It is therefore imperative that the health and well-being needs of children and young people in and leaving care continues to be driven forward, at a local and national level, as a key priority area for children's policy and service planning. The Scottish Healthy Care Network will be active in raising the profile of health as it relates to looked after children and young people in and leaving care and in doing so will provide a strong voice in influencing health policy, planning and practice at a local and national level in Scotland.
The network is concerned with identifying and disseminating relevant material on good practice, innovation, policy, research and resources and with creating opportunities for debate and the facilitation of ideas and information (see Scottish Healthy Care Network, SIRCC, University of Strathclyde).
The study Smoking, Drinking and Drug Use among Young People in England in 200317 found that those who had taken volatile substances by the age of 13 were over twice as likely as those who had not, to have taken Class A drugs in the previous year (16% compared with 7% respectively).
Two American studies demonstrated a strong correlation between early inhalant use and problematic drug use in later life.18, 19
26% of serious persistent offenders had used volatile substances, and 19% of lifetime minor offenders.
In 1999 Re-Solv undertook a survey within Werrington Young Offenders Institute (YOI) on behalf of the HM Inspector of Prisons. The survey found that 42% of the sample had used volatile substances. 30% were aware of volatile substance abuse within the YOI particularly with regard to petrol. Discussions with the staff revealed that there had been a serious VSA related incident in the month before the survey. The survey was followed by recommendations to improve screening and staff training.
ASSET was introduced in 2000 as a common structured assessment profile across the youth justice system in England and Wales. Analysis of the assessments showed that 12% of young offenders admitted to having used solvents. This compares with 13% who admitted to using a Class A drug, the most common of which was ecstasy which 10% reported using. Amongst young offenders completing pre-sentence reports, 18% had used volatile substances compared with 20% having used Class A drugs.

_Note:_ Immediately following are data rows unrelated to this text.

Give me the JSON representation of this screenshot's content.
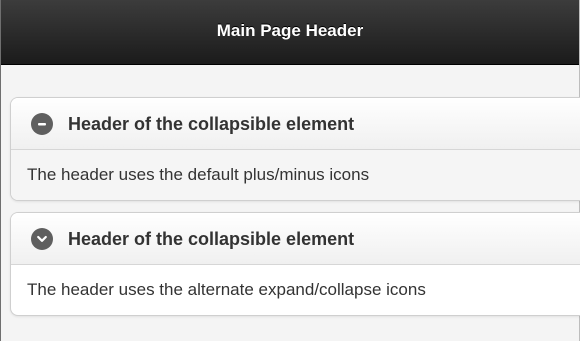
{
  "header": {
    "title": "Main Page Header"
  },
  "collapsibles": [
    {
      "title": "Header of the collapsible element",
      "body": "The header uses the default plus/minus icons",
      "icon": "minus-icon"
    },
    {
      "title": "Header of the collapsible element",
      "body": "The header uses the alternate expand/collapse icons",
      "icon": "chevron-down-icon"
    }
  ],
  "colors": {
    "header_bg": "#1b1b1b",
    "icon_bg": "#5f5f5f",
    "text": "#333333"
  }
}
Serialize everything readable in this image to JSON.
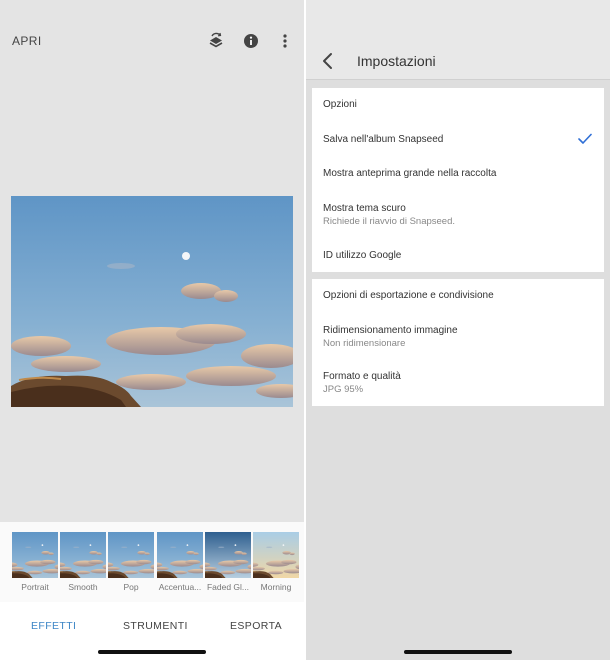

The Home Office study A Road to Ruin, looked at the chronology of offending and drug using behaviour. This is important evidence in establishing whether drugs can be a gateway into criminal behaviour. The study found that criminal behaviour tended to precede drug use. The average age for onset of crime was 14.5 years compared with 16.2 years for drugs generally and 19.9 years for hard drugs. The average of onset for volatile substance abuse was 14.1 years, i.e. just preceding the onset of criminal behaviour, suggesting that it could be a gateway into criminal behaviour. Re-Solv has press reports of over 674 individual court cases where VSA is mentioned within the context of the behaviour of the defendant or defendants over a period of 9 years. The list includes 26 prosecutions for murder. These reports highlight that there is a wide diversity of incidents and a high proportion of very serious offences including rape and murder. This may suggest that this reporting is only the tip of the iceberg, as “less interesting” cases will receive less press attention. Alternatively, it may suggest that volatile substances have a marked impact upon behaviour, particularly anti-social and criminal behaviour. There are also a significant number of repeat offenders. Reports from 2005 included several individuals charged with over 50 offences.
There does not appear to be any recent Scottish data on the specific relationship between VSA and crime or delinquency. However, in press reports filed with Re-Solv there have been several recent reports of people in their 20’s and 30’s charged with a variety of crimes, some of whom had been abusing solvents since their early teens and were also currently addicted to heroin.